    If that’s what he’s saying, then I have no problem; I just didn’t get that whole context from the quote. Often I have thought the same way about this (in principle, not in articulation ;-) . . . knowing the history of “University” and such, I have come to some of these same conclusions; and the thing that really concretizes this for me is when I look at my “SallieMae” debt which is still in deferment :-(.

    Tuesday, July 7, 2009 at 2:10 pm | Permalink
  12. ccollinswinn wrote:

    As one who teaches at a Christian university (whatever that is), and as one who teaches in the humanities program in that university, I confess that this smarts, but in the most productive sense. If Yoder’s meaning is the devil’s advocate then I would have to agree, in that I often wonder if my job ought not to be to make my students of ‘no worldly good.’ That, of course, is not what they pay to come to college for so what I aim for is to begin to help them to think for themselves within the broader Christian tradition and to find ways to be faithful to the calling that God has or (for most of them) will later place on the lives. My hope is that they find ways to make themselves of some use to God. Books worth reading are worth reading in part because they can teach one how to view the world differently, but also because they can midwife the courage to do so, the latter of which I think may be more important or perhaps useful for discipleship.

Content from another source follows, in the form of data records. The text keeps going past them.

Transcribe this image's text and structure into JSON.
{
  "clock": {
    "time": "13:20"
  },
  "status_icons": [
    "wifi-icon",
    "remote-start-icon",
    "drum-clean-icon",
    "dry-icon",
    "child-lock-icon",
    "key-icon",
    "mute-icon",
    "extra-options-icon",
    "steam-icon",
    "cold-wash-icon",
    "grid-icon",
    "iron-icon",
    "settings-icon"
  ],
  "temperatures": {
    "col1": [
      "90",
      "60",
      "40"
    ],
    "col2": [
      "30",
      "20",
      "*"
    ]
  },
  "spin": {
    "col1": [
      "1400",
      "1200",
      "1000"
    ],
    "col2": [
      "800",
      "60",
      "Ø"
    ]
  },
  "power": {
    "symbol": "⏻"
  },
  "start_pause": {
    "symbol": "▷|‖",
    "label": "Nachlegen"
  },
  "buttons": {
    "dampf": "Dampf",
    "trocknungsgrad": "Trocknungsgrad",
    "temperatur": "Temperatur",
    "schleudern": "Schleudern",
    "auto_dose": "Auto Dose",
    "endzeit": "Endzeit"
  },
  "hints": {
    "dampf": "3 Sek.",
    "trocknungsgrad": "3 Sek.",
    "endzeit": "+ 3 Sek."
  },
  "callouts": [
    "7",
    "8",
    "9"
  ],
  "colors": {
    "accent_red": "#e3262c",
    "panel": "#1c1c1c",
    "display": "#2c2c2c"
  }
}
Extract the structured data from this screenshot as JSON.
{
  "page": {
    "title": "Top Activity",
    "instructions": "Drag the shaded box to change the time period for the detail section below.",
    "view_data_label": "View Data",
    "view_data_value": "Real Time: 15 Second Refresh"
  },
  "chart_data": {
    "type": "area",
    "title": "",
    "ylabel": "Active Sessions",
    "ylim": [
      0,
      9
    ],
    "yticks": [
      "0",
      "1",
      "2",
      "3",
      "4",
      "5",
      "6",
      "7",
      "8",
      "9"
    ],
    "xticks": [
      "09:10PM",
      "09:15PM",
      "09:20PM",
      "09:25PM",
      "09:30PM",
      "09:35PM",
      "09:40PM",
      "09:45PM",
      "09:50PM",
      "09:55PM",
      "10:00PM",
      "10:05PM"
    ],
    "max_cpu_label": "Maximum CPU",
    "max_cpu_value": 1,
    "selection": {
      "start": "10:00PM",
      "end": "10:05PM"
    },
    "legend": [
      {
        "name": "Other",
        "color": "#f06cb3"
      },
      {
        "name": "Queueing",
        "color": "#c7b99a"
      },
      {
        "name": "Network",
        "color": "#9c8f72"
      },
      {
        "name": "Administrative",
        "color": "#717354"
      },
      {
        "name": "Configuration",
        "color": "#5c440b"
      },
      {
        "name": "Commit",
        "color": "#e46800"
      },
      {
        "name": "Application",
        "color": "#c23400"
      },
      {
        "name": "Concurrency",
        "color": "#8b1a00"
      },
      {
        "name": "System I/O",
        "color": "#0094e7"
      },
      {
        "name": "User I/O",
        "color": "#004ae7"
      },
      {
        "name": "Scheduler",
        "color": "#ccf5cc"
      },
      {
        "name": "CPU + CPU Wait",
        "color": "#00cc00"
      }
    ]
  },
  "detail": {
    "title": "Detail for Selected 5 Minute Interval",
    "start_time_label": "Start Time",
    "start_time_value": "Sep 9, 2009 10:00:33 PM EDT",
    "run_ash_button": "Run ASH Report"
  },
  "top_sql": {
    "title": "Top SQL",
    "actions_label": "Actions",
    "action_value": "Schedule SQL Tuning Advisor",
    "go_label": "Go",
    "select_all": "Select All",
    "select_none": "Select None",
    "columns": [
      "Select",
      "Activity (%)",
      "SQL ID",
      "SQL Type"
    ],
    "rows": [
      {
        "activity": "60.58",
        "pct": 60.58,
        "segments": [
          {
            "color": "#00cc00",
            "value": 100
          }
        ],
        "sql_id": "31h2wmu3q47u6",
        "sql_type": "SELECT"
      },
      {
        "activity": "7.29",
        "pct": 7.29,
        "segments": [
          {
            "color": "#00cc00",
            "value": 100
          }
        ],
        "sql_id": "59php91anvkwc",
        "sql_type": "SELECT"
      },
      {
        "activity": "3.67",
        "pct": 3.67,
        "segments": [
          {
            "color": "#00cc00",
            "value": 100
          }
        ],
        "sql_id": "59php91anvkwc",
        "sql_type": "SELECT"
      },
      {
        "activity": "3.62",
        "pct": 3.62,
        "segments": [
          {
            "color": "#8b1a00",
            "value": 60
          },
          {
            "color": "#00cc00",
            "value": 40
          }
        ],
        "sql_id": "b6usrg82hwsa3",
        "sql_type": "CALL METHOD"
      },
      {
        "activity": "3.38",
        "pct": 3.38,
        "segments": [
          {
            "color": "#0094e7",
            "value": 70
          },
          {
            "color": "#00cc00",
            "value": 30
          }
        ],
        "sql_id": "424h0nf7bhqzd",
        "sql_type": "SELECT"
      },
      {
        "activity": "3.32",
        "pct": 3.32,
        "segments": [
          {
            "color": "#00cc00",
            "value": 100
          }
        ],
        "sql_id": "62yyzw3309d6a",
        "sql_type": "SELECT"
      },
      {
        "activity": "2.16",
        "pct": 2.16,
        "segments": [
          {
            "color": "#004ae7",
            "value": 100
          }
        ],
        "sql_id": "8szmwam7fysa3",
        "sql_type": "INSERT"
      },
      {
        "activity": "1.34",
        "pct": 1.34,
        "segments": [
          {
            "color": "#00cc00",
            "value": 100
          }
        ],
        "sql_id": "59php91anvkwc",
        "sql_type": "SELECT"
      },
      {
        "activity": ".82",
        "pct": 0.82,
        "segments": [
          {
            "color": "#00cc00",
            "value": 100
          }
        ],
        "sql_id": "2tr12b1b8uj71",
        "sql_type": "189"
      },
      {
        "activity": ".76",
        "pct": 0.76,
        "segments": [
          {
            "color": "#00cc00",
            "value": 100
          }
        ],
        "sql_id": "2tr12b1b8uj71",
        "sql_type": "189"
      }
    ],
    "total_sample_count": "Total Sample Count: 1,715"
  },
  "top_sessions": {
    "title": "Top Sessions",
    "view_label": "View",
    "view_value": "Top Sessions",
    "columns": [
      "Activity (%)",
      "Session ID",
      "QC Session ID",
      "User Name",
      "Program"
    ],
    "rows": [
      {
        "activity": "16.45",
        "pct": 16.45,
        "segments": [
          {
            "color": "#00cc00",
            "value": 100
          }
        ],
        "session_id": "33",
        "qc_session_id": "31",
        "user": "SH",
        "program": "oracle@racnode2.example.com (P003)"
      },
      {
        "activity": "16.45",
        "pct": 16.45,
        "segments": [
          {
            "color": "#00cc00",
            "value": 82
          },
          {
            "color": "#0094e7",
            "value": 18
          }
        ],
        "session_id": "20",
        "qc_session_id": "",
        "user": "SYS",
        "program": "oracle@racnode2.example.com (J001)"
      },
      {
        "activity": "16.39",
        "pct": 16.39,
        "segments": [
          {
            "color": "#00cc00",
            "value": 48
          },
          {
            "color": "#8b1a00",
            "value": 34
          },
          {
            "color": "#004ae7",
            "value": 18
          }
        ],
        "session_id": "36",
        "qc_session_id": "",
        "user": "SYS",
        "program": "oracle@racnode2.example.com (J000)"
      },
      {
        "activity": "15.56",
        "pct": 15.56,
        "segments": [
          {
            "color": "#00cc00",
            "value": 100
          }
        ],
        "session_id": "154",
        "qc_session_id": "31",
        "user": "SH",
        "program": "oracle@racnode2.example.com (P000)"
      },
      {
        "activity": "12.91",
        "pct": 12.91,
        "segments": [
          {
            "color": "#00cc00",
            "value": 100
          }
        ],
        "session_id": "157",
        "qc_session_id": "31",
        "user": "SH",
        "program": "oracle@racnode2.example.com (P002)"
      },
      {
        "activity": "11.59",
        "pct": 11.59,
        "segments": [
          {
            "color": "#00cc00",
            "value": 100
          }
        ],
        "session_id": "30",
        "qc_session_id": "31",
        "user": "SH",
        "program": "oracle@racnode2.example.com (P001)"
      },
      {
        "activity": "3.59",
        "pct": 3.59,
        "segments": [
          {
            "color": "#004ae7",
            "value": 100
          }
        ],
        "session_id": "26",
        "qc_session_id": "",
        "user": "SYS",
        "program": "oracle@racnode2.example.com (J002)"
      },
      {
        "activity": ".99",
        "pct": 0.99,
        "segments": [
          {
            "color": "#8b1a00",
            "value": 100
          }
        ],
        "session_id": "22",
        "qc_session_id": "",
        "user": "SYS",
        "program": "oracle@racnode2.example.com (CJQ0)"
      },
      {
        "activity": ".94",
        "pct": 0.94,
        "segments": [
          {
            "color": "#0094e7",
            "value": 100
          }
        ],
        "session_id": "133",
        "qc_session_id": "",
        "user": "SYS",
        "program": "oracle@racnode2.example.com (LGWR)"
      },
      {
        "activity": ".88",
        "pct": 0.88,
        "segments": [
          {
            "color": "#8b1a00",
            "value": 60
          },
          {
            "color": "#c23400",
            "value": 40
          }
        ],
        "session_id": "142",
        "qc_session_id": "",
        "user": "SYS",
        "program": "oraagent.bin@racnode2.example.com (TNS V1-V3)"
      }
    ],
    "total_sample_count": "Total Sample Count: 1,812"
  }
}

    I would also say that I have to agree with the spirit of the quote in that the story told–at least in our humanities program–is woefully inadequate because it fails precisely to tell those stories which Yoder would describe as moving “with the grain of the universe”; after all, the whole conception of “great books” rules out or at least curtails a sensitivity to those narratives told from the underside.

    Tuesday, July 7, 2009 at 9:24 pm | Permalink
  13. Zwingli 2.0 wrote:

    I graduated from St. John’s College, known for its ‘great books’ program.

    When I first arrived, I viewed the ‘great books’ as the 100 or so texts that served as the bricks in the grand edifice that is western civilization.

    That’s the way, I think, lots of National Review-reading Anglophile evangelical and Catholic conservative-types view ‘the great books’ and the ‘liberal arts’.

    After four years, though, I learned nothing could be further from the truth.

    The great books are akin to a conversation where everybody’s tackling the same questions but nobody agrees about anything.

    In fact, I found a thoroughly ‘liberal’ education to be liberating because it made most students radically skeptical, and almost desperate of truth. We spent four years learning about amazing possible answers (alternative accounts), but settling on nothing.

    That kind of education can be very valuable, but it can destroy some people (spiritually, intellectually, even morally), too.

    I think it’s asinine when conservative Christians hold up ‘the great books’ as a quasi-religious canon simply because it avoids the multicultural garbage so many schools focus on.

    Wednesday, July 8, 2009 at 9:28 am | Permalink

Switch to our mobile site